Libby and Henry are asked to dig dirt on the newest and shiniest candidate in the race, cleaner than clean, Freddy Picker. They dig and they find, he was into cocaine and had a gay affair – the Stanton’s are determined to leak it and totally discredit Picker. Henry and Libby object; Picker is ‘decent but flawed’. Libby reminds Jack of a time when he said that ‘we don’t do dirt, our job is to make it clean and then we will win because our ideas are better.’ She fails to convince them despite threatening to reveal Jack had an affair with a 17 y/o babysitter.
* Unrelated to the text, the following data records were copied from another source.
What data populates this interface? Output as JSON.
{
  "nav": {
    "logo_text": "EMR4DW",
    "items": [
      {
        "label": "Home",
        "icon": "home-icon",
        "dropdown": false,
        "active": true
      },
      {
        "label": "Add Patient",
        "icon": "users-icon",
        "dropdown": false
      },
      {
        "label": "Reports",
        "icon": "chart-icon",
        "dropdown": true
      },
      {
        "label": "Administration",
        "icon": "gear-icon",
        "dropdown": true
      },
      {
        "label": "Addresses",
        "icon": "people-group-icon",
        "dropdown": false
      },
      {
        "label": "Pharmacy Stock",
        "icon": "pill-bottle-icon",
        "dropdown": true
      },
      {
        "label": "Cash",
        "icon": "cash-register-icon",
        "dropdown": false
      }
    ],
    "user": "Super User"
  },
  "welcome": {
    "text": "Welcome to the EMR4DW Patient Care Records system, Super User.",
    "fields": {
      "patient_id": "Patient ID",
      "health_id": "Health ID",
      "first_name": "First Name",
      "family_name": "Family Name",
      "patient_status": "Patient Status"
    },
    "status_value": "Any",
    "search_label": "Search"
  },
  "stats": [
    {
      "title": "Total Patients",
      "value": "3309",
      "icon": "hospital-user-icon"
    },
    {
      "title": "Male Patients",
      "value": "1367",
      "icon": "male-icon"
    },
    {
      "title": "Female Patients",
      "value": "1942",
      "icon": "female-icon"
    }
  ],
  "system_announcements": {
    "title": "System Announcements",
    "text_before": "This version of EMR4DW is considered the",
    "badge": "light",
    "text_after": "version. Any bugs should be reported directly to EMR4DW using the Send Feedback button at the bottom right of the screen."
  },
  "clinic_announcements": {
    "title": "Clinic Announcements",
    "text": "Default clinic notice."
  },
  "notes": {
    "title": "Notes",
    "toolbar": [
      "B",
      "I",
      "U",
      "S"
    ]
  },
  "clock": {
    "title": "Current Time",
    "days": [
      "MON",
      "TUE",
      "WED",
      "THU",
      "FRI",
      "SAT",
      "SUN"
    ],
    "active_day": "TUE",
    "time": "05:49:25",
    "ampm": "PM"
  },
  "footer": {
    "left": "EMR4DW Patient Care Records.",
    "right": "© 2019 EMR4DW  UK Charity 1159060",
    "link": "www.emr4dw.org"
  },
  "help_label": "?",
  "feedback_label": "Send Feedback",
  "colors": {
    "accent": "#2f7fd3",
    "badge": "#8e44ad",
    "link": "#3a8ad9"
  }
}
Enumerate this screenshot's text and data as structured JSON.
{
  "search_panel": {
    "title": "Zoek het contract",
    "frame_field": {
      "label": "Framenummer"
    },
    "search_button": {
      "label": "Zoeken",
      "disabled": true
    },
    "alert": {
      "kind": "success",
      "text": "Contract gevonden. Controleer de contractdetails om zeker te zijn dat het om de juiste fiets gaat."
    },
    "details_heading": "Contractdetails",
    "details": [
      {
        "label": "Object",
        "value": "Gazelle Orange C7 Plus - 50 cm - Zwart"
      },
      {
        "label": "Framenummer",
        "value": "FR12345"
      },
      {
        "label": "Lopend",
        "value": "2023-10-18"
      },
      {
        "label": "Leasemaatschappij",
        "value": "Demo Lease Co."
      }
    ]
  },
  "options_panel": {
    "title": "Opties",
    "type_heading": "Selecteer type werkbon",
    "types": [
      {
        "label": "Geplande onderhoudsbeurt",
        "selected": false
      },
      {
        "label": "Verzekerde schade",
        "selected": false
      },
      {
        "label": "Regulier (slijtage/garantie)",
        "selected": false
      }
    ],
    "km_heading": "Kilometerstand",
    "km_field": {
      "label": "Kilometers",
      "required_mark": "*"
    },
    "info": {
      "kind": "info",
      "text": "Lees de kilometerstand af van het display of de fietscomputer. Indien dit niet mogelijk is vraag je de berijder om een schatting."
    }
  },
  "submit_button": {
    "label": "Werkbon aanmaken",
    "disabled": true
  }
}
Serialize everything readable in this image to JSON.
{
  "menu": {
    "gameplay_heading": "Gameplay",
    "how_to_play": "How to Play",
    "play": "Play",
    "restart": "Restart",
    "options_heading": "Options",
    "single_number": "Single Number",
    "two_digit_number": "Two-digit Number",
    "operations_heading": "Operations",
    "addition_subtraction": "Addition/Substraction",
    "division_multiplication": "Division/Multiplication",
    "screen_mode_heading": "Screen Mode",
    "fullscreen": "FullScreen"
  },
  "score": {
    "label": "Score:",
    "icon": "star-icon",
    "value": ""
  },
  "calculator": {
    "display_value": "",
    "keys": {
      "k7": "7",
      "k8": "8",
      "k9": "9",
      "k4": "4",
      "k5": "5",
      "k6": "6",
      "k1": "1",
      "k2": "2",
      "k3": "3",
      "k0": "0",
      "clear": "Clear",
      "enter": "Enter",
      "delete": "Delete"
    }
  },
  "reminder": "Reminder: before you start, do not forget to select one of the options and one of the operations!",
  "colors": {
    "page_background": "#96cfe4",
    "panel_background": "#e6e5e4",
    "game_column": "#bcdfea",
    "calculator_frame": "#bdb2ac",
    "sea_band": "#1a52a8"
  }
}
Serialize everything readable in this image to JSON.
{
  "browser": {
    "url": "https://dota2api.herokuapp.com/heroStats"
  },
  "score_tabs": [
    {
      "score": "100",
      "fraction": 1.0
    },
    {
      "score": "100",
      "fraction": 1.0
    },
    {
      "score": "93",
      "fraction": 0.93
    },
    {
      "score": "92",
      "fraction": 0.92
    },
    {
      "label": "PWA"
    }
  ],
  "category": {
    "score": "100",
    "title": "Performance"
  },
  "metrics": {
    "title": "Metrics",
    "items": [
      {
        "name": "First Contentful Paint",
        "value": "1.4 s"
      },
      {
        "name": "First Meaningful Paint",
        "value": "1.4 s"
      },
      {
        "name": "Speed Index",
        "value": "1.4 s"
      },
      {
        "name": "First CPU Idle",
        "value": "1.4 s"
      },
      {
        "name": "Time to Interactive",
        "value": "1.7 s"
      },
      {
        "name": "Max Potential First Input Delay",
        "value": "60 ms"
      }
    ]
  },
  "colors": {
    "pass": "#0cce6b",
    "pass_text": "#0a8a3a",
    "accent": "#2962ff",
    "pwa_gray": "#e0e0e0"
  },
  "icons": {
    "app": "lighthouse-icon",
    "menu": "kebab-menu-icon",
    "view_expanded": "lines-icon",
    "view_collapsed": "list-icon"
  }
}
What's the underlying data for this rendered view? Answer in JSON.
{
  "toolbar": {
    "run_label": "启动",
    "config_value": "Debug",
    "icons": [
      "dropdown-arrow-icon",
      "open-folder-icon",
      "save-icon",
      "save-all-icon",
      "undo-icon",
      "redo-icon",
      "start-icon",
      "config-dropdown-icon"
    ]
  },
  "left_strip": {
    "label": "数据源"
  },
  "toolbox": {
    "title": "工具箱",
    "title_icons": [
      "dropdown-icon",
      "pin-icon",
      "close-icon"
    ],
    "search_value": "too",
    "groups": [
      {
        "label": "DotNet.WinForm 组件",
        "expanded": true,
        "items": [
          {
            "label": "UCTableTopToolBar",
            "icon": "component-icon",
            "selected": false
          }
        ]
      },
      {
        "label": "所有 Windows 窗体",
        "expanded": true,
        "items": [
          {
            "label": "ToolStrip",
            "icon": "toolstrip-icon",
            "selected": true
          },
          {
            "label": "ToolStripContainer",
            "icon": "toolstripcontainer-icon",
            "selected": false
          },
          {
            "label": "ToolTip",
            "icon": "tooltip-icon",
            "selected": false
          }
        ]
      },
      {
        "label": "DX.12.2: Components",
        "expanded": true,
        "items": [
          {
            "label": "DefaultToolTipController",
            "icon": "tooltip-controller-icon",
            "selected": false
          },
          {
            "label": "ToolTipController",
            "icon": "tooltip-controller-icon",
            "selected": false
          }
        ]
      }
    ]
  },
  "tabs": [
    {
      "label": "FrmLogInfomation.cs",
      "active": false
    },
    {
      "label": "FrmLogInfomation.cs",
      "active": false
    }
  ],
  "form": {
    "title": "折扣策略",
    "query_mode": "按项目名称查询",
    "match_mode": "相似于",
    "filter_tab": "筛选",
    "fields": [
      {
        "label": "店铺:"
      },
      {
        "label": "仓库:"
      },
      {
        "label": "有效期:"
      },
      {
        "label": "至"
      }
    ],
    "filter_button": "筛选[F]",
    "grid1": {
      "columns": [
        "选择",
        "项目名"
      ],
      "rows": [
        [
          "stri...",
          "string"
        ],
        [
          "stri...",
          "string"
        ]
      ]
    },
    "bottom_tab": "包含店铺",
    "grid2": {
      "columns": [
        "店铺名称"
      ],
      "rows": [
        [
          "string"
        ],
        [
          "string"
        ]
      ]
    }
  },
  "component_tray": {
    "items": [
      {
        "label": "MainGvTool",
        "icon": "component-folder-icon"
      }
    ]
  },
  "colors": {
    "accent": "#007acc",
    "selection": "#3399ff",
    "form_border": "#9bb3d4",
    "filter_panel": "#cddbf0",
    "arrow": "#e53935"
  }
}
It is made pretty clear from the start that Stanton is a sleazy character. Sexually promiscuous out of wedlock, prone to exaggeration and downright lying Stanton is far from a model moral character. Ultimately his raison d’être is that the end justifies the means; that although he is flawed he is the best person for the job because he cares and that it is the price you ‘pay to lead’. It’s hard not to wonder if this has somehow not become America’s national motif, ironically under a Republican president. Substitute ‘entry to the White House’ for ‘the spread of democracy’ and Bush replicates Stanton’s logic perfectly. American might is right because it’s ‘cause’ is just and to hell with the price and consequence for others.
It is to be hoped that the current runners do not seek to emulate Stanton. Courage and honesty in the face of ones flaws is an extremely admirable trait, especially in a leader. It is certainly better than the false pretence that you have none. However, a fickle public tend to reward the pretence more than the truth. In that at least Stanton’s world-view has some claims. We want to believe that those that govern us are somehow better than us and are ‘superior’ and when they turn out to be as mortal as the rest we punish them thrice; once for the sin, once for the sinned against, and once for the sin of our broken dreams.
At the end of the film, the enduring image is of a distraught Libby. Her passionate, neurotic and doomed defence of purity is a moving moment of modern cinema. If only politics could be that way, surely the world would be a better place?